Gene therapies are mostly currently covered under the medical benefit. But they could be split between pharmacy and medical and may impact pharmacy spend by reducing the need for consistent drug treatment. Although it may be cost-effective in the long run, coverage of gene therapies is problematic because under current payment models, the payer that covers the treatment cost wouldn’t be likely to retain the member long enough to recoup the cost, and some payers may not have funding to pay such a large sum at one time.
Experts are still experimenting with coverage models that will resolve these issues. Among the approaches being considered for gene therapies are models where money is refunded if treatment is ineffective, dividing total cost into smaller payments, adding reinsurance or stop-loss insurance to reduce risk, or spreading payments out over years.
Fortunately, many measures designed over the years to mitigate member and payer pain from hemophilia treatments are as valid for gene therapy as for factor treatments. These include:
- Investigating hemophilia-specific foundation support programs
- Implementing evidence-based utilization and care management programs offered by your benefit provider
- Participating in a Center of Excellence or similar program that includes Hemophilia Treatment Centers
- Exploring any relevant high-cost therapy benefit protection insurance offerings
- Considering product discounts, rebates, and reimbursement rates available under the pharmacy vs. the medical benefit before deciding where to direct claims.
Finding the right path to relieve the financial pressure of these treatments may well be the key to success for all parties involved, but since these treatments impact smaller populations, it may take time before you see a client impacted by these new options. For now, the focus should be on the impact these drugs can have on patients and the amazing scientific research that makes it possible to reprogram our bodies to fight back.

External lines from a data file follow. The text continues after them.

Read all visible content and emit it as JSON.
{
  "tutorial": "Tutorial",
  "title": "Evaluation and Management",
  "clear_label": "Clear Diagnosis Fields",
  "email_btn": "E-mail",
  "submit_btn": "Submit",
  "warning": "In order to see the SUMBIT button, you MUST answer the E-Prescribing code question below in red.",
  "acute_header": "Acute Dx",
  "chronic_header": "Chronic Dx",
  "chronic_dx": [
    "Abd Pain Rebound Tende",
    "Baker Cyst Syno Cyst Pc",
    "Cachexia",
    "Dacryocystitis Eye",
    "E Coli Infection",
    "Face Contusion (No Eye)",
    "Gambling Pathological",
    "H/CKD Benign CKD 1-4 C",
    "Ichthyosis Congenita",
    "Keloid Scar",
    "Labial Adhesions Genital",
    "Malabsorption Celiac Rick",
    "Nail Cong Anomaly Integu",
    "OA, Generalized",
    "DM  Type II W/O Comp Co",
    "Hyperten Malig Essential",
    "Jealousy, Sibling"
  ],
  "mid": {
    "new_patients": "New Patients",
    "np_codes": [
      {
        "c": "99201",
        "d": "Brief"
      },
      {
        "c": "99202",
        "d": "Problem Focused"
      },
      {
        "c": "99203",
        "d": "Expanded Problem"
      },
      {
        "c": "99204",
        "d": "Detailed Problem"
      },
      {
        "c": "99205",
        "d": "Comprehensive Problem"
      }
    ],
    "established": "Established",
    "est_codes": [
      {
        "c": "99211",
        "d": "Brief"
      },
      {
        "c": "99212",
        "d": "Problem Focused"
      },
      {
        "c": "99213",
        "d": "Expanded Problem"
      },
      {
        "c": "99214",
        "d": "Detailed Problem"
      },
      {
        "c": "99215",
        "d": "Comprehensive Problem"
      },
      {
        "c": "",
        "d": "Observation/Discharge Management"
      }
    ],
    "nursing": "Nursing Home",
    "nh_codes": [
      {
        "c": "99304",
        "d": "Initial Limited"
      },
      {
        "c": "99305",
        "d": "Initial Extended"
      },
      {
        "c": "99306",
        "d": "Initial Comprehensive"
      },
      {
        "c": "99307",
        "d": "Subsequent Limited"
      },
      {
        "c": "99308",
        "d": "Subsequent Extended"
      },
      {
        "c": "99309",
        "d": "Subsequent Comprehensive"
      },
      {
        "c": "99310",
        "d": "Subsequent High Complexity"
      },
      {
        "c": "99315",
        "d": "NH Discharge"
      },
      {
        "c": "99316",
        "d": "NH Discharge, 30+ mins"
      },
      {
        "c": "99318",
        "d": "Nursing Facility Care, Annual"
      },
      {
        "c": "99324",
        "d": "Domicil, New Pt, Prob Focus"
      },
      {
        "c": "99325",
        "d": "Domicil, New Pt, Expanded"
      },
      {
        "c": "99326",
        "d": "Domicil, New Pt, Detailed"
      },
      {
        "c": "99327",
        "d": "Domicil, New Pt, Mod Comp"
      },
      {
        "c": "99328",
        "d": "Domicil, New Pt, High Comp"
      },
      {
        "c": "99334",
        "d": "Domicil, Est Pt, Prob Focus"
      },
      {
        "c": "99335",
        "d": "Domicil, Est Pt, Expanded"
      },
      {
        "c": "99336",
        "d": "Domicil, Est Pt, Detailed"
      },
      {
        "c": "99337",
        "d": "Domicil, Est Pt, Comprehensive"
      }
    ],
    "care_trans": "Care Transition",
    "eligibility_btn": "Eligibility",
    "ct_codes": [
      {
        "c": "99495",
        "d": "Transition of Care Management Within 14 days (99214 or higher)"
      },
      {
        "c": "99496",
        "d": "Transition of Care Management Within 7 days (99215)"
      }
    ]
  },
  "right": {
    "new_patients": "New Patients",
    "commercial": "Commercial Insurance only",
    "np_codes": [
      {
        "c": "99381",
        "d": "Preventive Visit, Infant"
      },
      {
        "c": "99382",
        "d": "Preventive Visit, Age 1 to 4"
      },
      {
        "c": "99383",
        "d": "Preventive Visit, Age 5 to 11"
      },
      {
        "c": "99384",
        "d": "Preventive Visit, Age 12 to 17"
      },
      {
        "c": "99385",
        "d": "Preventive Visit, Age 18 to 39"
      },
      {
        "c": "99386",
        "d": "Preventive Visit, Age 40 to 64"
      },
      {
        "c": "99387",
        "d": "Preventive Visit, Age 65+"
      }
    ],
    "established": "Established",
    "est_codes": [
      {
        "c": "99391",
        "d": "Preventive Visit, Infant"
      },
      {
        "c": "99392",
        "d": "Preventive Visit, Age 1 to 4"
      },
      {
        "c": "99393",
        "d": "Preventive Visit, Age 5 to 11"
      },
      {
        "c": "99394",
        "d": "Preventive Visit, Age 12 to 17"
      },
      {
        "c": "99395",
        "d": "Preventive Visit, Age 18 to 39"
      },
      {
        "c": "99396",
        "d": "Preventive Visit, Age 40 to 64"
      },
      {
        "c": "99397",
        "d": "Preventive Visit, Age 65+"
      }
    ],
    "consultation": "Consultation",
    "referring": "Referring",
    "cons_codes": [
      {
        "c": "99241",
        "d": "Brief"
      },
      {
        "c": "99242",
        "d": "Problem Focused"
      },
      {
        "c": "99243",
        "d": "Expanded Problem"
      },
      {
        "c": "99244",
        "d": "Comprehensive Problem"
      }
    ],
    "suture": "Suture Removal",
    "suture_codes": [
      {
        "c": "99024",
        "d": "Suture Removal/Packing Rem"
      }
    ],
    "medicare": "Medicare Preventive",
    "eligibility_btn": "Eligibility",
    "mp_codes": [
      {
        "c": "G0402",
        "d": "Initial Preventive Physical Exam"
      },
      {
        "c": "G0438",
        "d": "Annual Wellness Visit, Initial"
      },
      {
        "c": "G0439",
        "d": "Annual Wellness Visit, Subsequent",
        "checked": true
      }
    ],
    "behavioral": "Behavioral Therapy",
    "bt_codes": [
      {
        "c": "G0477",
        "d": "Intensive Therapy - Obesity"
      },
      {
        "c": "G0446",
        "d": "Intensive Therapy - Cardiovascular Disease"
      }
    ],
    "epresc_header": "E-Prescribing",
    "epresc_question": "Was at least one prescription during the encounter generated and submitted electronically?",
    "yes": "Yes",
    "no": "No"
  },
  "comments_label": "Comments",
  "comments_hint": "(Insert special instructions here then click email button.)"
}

First published on: November 9, 2022 as 11 Possible Gene Therapies for Hemophilia Are On The Horizon | Updated on December 19, 2023
Hemophilia– Update on Treatment Management. Bay Harbor Islands, FL: IPD Analytics.